• _Task item_
Among the entries below, how many lines include the string "live"? Answer with only the number.

____________________

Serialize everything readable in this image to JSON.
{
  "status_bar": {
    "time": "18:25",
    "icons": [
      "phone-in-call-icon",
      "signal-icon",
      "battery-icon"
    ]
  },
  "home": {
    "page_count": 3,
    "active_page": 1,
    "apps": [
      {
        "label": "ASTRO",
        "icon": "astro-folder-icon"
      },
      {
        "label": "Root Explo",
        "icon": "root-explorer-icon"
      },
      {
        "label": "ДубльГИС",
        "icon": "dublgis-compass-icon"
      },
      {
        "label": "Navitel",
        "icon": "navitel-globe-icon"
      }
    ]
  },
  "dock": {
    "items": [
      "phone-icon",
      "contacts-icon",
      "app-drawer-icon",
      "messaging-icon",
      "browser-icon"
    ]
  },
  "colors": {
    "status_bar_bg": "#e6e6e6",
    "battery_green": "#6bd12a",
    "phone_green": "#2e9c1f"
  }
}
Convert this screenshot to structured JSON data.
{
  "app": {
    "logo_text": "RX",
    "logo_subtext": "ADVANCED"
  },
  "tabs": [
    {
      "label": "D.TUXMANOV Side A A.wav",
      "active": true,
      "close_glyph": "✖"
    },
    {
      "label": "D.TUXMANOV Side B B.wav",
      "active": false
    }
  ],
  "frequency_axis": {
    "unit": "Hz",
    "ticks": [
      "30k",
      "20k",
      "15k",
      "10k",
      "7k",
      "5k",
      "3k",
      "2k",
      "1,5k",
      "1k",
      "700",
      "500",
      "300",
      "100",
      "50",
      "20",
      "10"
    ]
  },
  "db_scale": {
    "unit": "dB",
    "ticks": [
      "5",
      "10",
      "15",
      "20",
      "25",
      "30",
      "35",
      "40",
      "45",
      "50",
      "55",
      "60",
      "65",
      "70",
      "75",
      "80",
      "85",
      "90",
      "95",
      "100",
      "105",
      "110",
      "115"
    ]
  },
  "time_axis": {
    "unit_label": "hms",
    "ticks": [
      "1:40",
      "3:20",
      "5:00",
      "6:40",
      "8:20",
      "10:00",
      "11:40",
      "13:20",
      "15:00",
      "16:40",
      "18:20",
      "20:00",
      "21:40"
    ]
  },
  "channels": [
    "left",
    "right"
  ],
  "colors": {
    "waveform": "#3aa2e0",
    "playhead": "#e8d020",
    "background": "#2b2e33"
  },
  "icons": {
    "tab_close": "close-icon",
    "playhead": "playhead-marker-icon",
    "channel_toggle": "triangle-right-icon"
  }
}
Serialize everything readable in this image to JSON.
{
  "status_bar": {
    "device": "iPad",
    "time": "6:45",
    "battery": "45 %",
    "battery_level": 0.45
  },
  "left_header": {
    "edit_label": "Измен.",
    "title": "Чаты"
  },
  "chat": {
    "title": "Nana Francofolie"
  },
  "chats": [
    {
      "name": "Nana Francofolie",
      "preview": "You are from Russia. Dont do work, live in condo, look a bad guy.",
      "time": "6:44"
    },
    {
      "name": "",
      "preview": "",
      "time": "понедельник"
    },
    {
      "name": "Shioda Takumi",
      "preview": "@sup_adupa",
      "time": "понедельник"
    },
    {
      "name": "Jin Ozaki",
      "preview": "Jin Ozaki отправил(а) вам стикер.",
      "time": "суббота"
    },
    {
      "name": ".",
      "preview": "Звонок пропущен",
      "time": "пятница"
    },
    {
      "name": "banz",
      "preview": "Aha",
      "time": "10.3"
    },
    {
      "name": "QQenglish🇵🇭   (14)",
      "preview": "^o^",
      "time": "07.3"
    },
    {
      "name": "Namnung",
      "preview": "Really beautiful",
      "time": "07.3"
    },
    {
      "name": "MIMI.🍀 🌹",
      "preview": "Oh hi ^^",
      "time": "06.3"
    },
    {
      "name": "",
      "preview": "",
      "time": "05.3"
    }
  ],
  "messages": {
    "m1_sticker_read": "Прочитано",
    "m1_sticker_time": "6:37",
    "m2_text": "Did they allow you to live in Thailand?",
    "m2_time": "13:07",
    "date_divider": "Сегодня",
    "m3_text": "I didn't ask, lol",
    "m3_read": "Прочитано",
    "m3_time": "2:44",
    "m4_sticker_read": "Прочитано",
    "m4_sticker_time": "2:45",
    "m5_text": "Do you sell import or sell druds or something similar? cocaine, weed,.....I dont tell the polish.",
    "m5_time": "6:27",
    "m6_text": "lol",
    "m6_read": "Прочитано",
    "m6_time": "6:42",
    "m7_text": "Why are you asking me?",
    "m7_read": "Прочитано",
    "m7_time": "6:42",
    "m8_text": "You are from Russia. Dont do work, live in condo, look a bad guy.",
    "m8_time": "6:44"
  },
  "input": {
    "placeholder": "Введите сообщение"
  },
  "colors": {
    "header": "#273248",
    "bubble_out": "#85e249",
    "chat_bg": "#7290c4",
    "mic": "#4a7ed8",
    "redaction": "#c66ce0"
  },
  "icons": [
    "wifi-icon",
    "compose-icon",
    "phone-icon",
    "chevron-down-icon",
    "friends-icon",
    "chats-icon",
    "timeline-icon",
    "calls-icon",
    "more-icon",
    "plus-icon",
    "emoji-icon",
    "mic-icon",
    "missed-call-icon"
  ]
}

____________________

• _Problem solution_
3